Dr Latu, who will join WHO during the first quarter of the new year, was previously Minister for Health of the Kingdom of Tonga, and before that Tonga’s Chief Nursing Officer.
As WHO’s Chief Nursing Officer, Dr Tuipulotu will champion, nurture and support nurses and midwives to ensure that their skills and experience are being well-utilised to strengthen health systems and to bolster their critical role in bringing patients, communities and national health systems closer together.
“I am delighted that Amelia will join WHO at a critical time in global public health when investment in both the health workforce and science is imperative to strengthening health systems and outbreak preparedness and prevention,” said WHO Director-General Dr Tedros Adhanom Ghebreyesus in a statement.
“As Chief Nursing Officer, Amelia will ignite the all-important need not only to fill the gap in health workers worldwide but also to ensure they receive the support they need and deserve.”
Dr Tu’ipulotu has a long connection with the University of Sydney, serving as a doctoral student from 2008-2012, and as an Honorary Professor within the Sydney Nursing School.
In 2012, Dr Tu’ipulotu graduated from Sydney Nursing School with a doctoral degree, supervised by Emeritus Professor Jill White and Associate Professor Maureen Boughton.
According to the WHO media release announcement Dr Tu’ipulotu was the first Tongan person to receive a PhD in nursing .
Dr Tu'ipulotu was working as a nurse in Sydney when she decided she could make a difference in her home country by undertaking further study.
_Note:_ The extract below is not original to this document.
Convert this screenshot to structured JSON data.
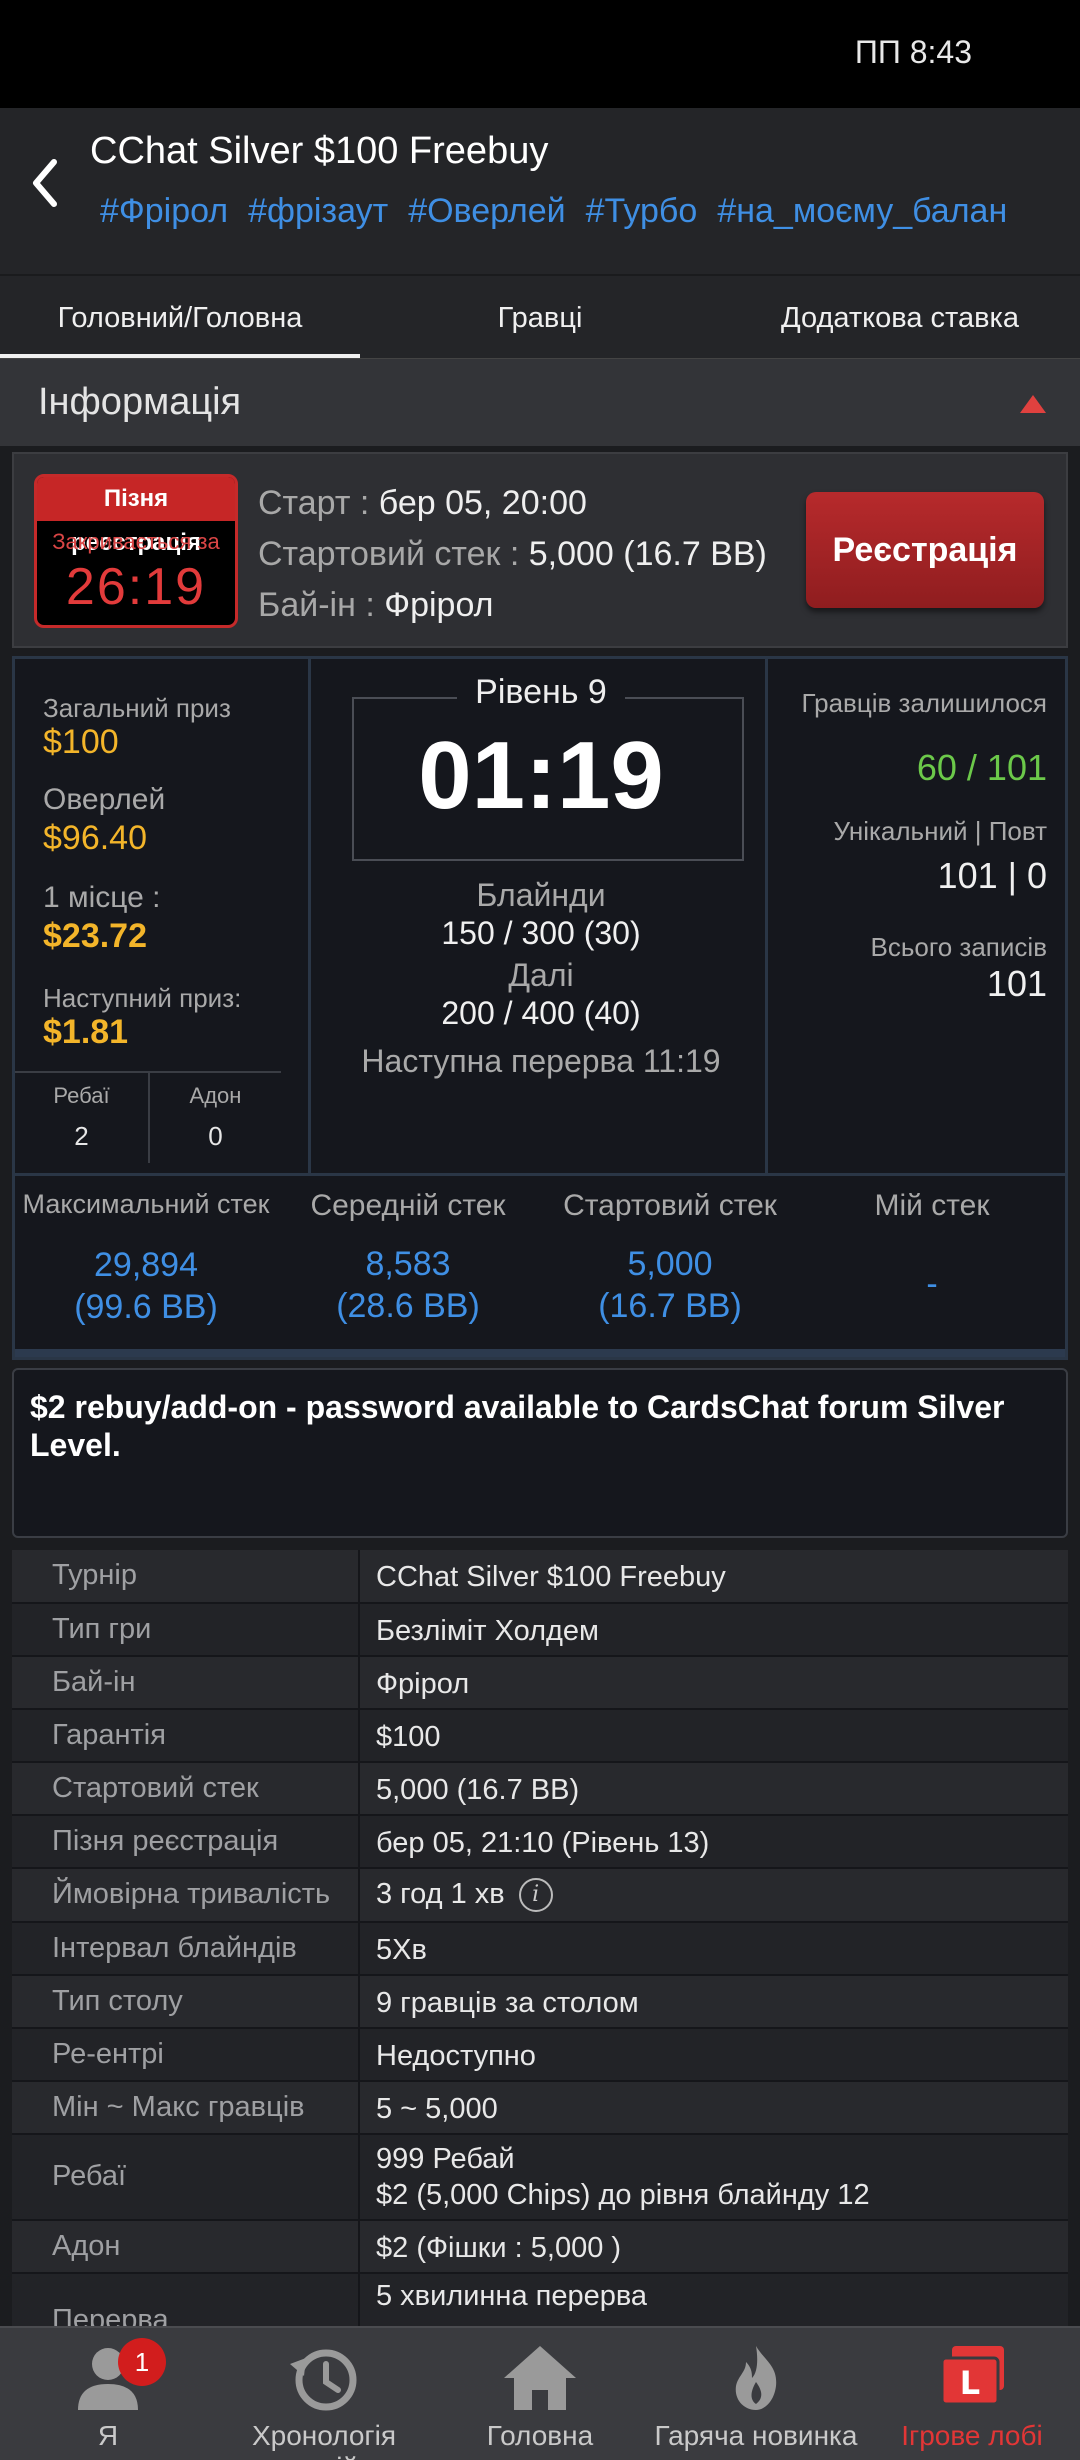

“I knew I needed to gain a better understanding of the reality of nursing practice in Tonga and study both the enablers and challenges within the Tongan nursing context,” says Dr Tu'ipulotu.
“I found that policies in the Tongan hospitals often did not fit the reality of nursing practice due to lack of basic resources.
"The policies we were using were more appropriate to nursing practice in a developed world context.”
With her background as a teacher in the Queen Salote School of Nursing (QSSN), Dr Tu’ipulotu’s thesis informed the development of national standards for nursing practice – the Siate Folau.
These became the basis for safeguarding the quality and safety of nursing practice in Tonga.
Her contribution to the enrichment of society through improving health care standards in Tonga has earned her the 2014 Alumni Award for Professional Achievement, a prestigious honorary award from the University.
Dr Tu’ipulotu was instrumental in supporting Sydney Nursing School students to undertake community health placements in Tonga, supported by the Australian New Colombo Plan for several years.
In 2019, she became the Kingdom of Tonga’s first female Minister of Health; and in 2020 became a member of the WHO Executive Board.
During her time as Chief Nursing Officer for Tonga, she said, “improving the health of the Tongan people is my top priority and that of the Tongan government. Tonga's nurses are at the frontier of strategies to improve the overall healthcare of the community.”
Professor Brendan McCormack, Head and School and Dean of Sydney Nursing School, says, “Amelia’s new appointment as WHO’s Chief Nursing Officer is a remarkable achievement as it elevates women’s leadership in global health and moves the needle further toward gender equity.
“We are very proud to have Amelia as part of our alumni and academic community. It is truly inspiring to see our graduates, such as Amelia, continue to flourish at such a high level and on a global scale.”